-- Opening Marker --

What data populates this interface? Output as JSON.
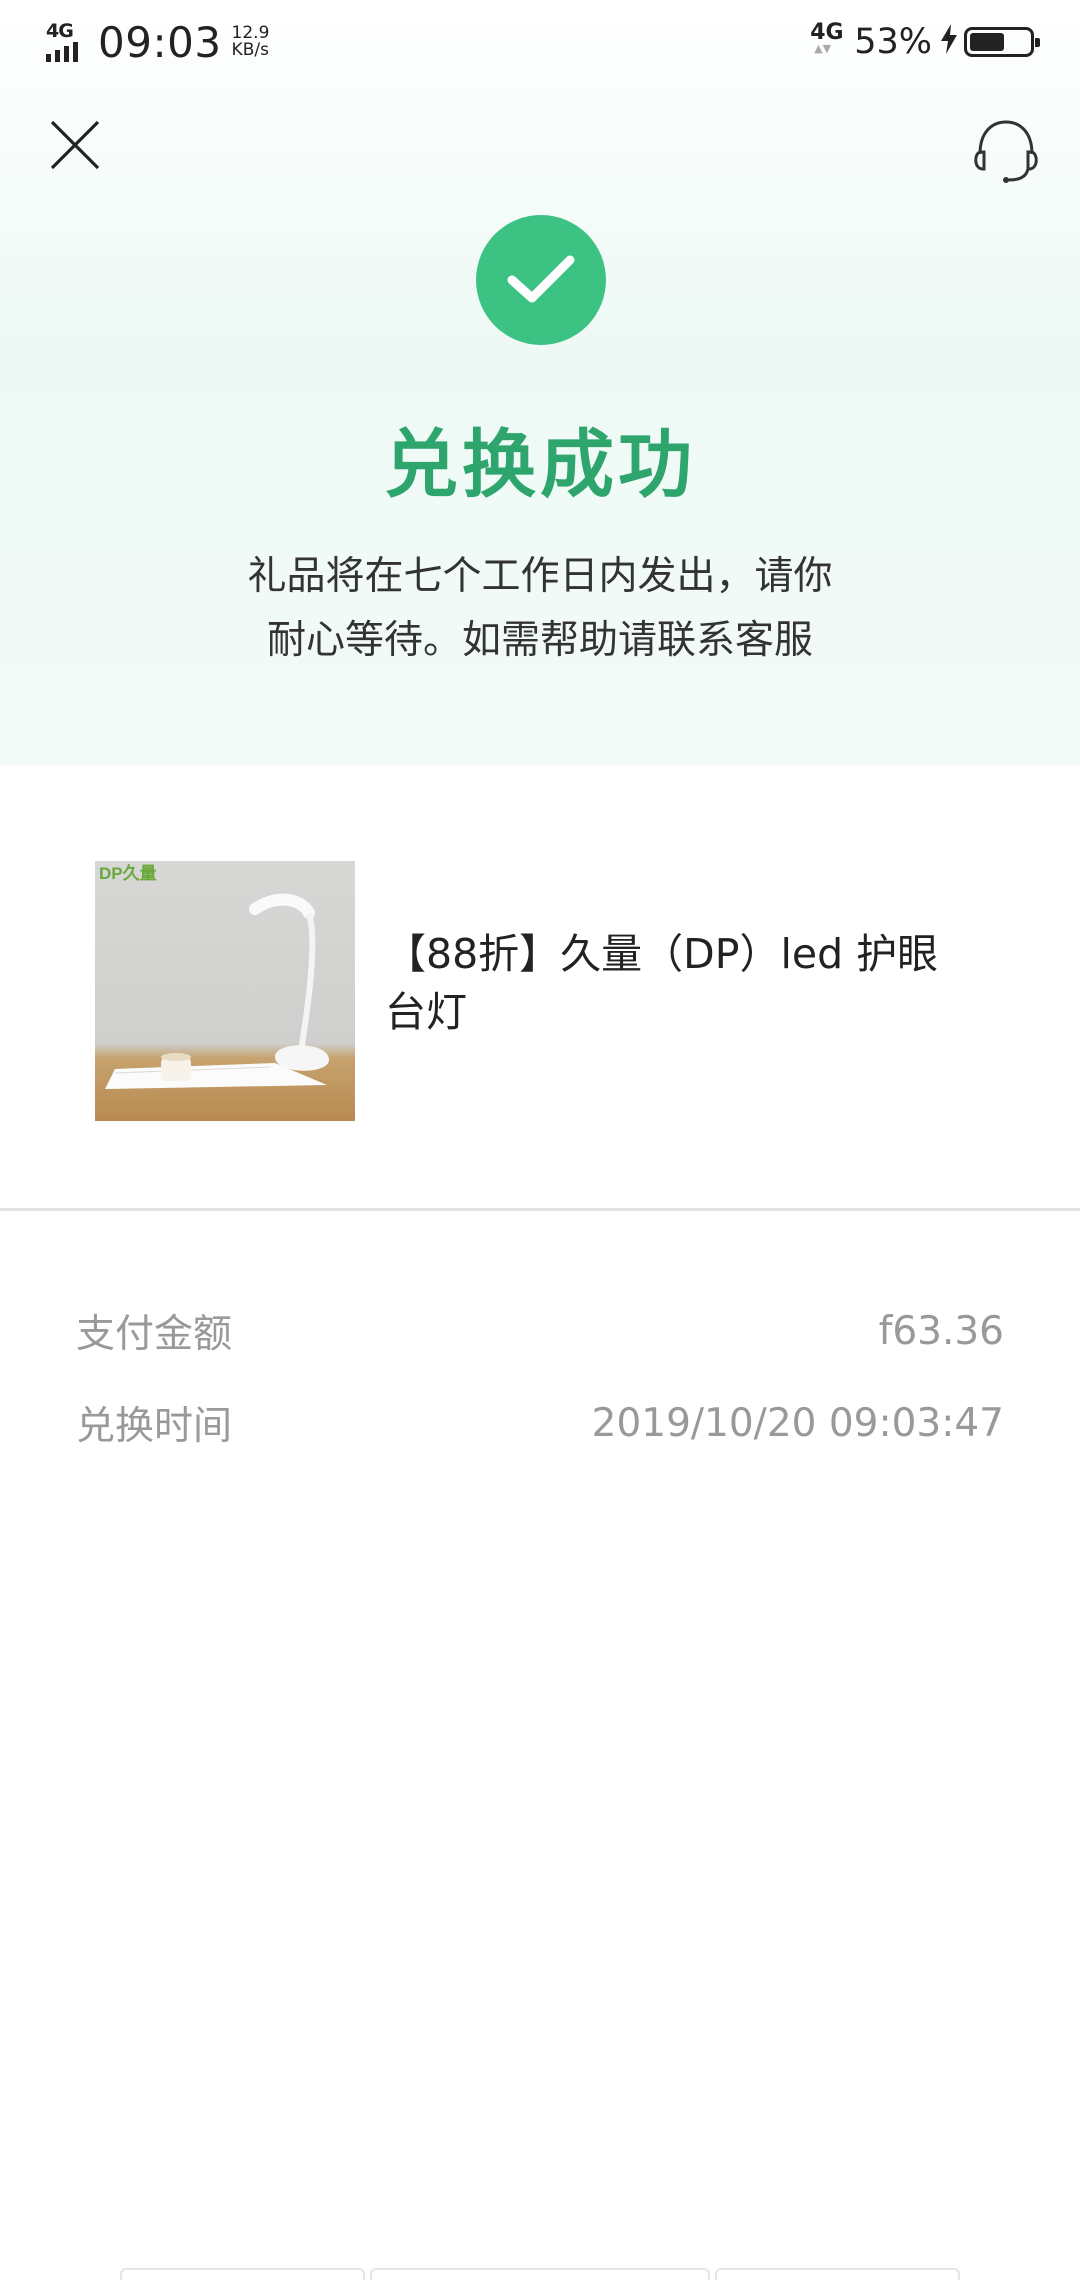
{
  "status_bar": {
    "network_left": "4G",
    "time": "09:03",
    "speed_value": "12.9",
    "speed_unit": "KB/s",
    "network_right": "4G",
    "battery_percent": "53%"
  },
  "header": {
    "close_icon": "close-icon",
    "service_icon": "headset-icon"
  },
  "result": {
    "title": "兑换成功",
    "desc_line1": "礼品将在七个工作日内发出，请你",
    "desc_line2": "耐心等待。如需帮助请联系客服"
  },
  "product": {
    "name_line1": "【88折】久量（DP）led 护眼",
    "name_line2": "台灯",
    "image_brand": "DP久量"
  },
  "details": {
    "amount_label": "支付金额",
    "amount_value": "f63.36",
    "time_label": "兑换时间",
    "time_value": "2019/10/20 09:03:47"
  },
  "colors": {
    "accent": "#3cc384",
    "title": "#2fa56e"
  }
}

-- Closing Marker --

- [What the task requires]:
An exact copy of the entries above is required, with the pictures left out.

- [Your response]:
What data populates this interface? Output as JSON.
{
  "status_bar": {
    "network_left": "4G",
    "time": "09:03",
    "speed_value": "12.9",
    "speed_unit": "KB/s",
    "network_right": "4G",
    "battery_percent": "53%"
  },
  "header": {
    "close_icon": "close-icon",
    "service_icon": "headset-icon"
  },
  "result": {
    "title": "兑换成功",
    "desc_line1": "礼品将在七个工作日内发出，请你",
    "desc_line2": "耐心等待。如需帮助请联系客服"
  },
  "product": {
    "name_line1": "【88折】久量（DP）led 护眼",
    "name_line2": "台灯",
    "image_brand": "DP久量"
  },
  "details": {
    "amount_label": "支付金额",
    "amount_value": "f63.36",
    "time_label": "兑换时间",
    "time_value": "2019/10/20 09:03:47"
  },
  "colors": {
    "accent": "#3cc384",
    "title": "#2fa56e"
  }
}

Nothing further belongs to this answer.